La Sera

Sees the Light

(Hardly Art; 2012)

By Maura McAndrew | 11 May 2012

La Sera’s Sees the Light is a pretty, concise record of retro pop music that sits in that familiar girl-group revival genre, one on its way to becoming overstuffed and lifeless, like a mod-clad mannequin with bangs. Though singer-songwriter-taxidermist Katy Goodman has improved upon her debut with stronger melodies and production, Sees the Light is a disappointment because of how willfully unoriginal and phony it is, all early ’60s Shelley Fabares beach-blanket laments and sickly sentiments about giving, taking, and breaking hearts.

Katy Goodman of La Sera is perhaps better known for her bass playing and harmonizing with Cassie Ramone in Vivian Girls, a band that tempers girl-group tropes with a raised eyebrow and a punk-grunge twist. But La Sera’s sound is more closely akin to that of She & Him, from Goodman’s breathy vocal similarity to Zooey Deschanel to her cheerfully innocent lyrical perspective. While both bands share the appeal of a golden-voiced singer and catchy, familiar hooks, they also share the same central problem: a lack of the kind of humanity that vaults their music from dedicated homage to something engaging on its own terms. What we get instead is cutesy-retro cliché with a straight face, music that, as Morrissey famously complained, says nothing to me about my life.

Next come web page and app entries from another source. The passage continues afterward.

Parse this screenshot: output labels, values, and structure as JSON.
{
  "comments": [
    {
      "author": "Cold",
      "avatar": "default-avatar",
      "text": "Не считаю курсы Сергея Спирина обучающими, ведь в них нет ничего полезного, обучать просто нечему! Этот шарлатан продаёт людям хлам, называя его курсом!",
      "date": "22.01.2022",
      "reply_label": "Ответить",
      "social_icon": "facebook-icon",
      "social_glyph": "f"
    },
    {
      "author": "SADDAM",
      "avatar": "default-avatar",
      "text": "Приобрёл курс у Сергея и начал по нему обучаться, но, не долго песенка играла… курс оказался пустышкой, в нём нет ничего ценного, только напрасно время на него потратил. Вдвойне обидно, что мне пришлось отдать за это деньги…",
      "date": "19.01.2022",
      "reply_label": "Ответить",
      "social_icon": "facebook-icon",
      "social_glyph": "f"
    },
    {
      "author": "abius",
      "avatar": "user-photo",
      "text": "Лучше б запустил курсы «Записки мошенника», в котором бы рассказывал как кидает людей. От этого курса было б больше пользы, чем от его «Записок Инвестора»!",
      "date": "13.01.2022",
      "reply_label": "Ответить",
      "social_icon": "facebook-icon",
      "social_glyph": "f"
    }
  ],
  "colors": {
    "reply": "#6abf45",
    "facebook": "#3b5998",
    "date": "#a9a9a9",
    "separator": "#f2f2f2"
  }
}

The first four or so tracks of Sees the Light hold their own in terms of melody and momentum; Goodman smartly begins with “Love That’s Gone,” the record’s best and most measured number, slower and sultrier than anything that succeeds it. “I Can’t Keep You in my Mind” and “Break My Heart” likewise pair Goodman’s voice with complimentary, dazzling melodies, and, if one were to stop and take stock here, it’d be a lot easier to forgive a whole record of consistent lyrical blandness (sample: “Broken lovers tend to go their ways / Haunting ghosts that I cannot evade / ’Til I turn grey”) in the wake of such musical spark.

Unfortunately, Sees the Light devolves from there into full-on, committed homogeneity, songs blending into each other with little to set them apart. “It’s Over Now” is a particular drag, a molasses-slow chorus about pain and blame shrugged off with some chipper do-do-dos. Care of its calypso catchiness, “Real Boy” is the only bright spot on the latter half of the album, but it’s also, irritatingly, the most inane, cribbing its hook note-for-note from “Maggie May” (“I’ve got something to say to you”) with Goodman sleep-singing such lines as “I’ve got something to give to you—and that’s my heart.” Oh, aha.

To make one final comparison, Sees the Light reminds me a bit of Weezer’s “Green Album” (2001) in that it’s a compact run of on-point pop that’s been sealed in some kind of vacuum, kept far away from real human emotion. The difference is that the Green Album had an undercurrent of weirdness and desperation, particularly for fans with the slightest bit of knowledge about Rivers Cuomo and his mysterious ways. But who is this Katy Goodman person? What’s on her mind; what is she capable of? Sees the Light doesn’t seem to want to elucidate…anything. It’s a record like a costume, a “‘60s chanteuse” set purchased from a local emporium and worn to a Mad Men cocktail party. It’s a good costume, perhaps, flattering and accurate enough, eye-catching in the right ways, but it seems to have no idea about or grasp of the original messages and intentions behind all the aesthetic. And it doesn’t want to come up with any of its own. It’s an approximation, a vague notion of something only loosely connected to the music with which it’s obsessed.